__WHAT THIS TASK INVOLVES__: Your output must match the records below character for character.

__RECORDS SUPPLIED__:
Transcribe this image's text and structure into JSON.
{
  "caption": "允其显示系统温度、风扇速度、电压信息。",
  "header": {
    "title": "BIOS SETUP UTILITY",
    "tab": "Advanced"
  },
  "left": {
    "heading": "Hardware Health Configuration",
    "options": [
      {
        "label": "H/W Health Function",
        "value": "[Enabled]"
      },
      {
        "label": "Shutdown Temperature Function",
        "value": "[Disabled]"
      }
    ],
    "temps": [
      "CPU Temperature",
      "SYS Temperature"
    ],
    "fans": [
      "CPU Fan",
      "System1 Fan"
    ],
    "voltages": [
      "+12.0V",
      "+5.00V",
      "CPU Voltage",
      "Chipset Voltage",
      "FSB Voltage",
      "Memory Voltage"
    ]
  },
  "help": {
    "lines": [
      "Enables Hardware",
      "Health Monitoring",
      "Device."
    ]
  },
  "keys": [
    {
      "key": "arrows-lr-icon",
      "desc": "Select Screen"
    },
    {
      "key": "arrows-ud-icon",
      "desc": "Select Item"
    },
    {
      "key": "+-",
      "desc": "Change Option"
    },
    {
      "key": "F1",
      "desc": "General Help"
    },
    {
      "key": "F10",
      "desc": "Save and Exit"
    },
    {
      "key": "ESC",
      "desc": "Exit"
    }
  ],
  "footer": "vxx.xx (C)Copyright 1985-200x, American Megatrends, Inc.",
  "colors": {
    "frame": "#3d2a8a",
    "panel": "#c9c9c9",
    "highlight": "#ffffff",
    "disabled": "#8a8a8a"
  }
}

__SOLUTION FOR THIS EXERCISE__:
Transcribe this image's text and structure into JSON.
{
  "caption": "允其显示系统温度、风扇速度、电压信息。",
  "header": {
    "title": "BIOS SETUP UTILITY",
    "tab": "Advanced"
  },
  "left": {
    "heading": "Hardware Health Configuration",
    "options": [
      {
        "label": "H/W Health Function",
        "value": "[Enabled]"
      },
      {
        "label": "Shutdown Temperature Function",
        "value": "[Disabled]"
      }
    ],
    "temps": [
      "CPU Temperature",
      "SYS Temperature"
    ],
    "fans": [
      "CPU Fan",
      "System1 Fan"
    ],
    "voltages": [
      "+12.0V",
      "+5.00V",
      "CPU Voltage",
      "Chipset Voltage",
      "FSB Voltage",
      "Memory Voltage"
    ]
  },
  "help": {
    "lines": [
      "Enables Hardware",
      "Health Monitoring",
      "Device."
    ]
  },
  "keys": [
    {
      "key": "arrows-lr-icon",
      "desc": "Select Screen"
    },
    {
      "key": "arrows-ud-icon",
      "desc": "Select Item"
    },
    {
      "key": "+-",
      "desc": "Change Option"
    },
    {
      "key": "F1",
      "desc": "General Help"
    },
    {
      "key": "F10",
      "desc": "Save and Exit"
    },
    {
      "key": "ESC",
      "desc": "Exit"
    }
  ],
  "footer": "vxx.xx (C)Copyright 1985-200x, American Megatrends, Inc.",
  "colors": {
    "frame": "#3d2a8a",
    "panel": "#c9c9c9",
    "highlight": "#ffffff",
    "disabled": "#8a8a8a"
  }
}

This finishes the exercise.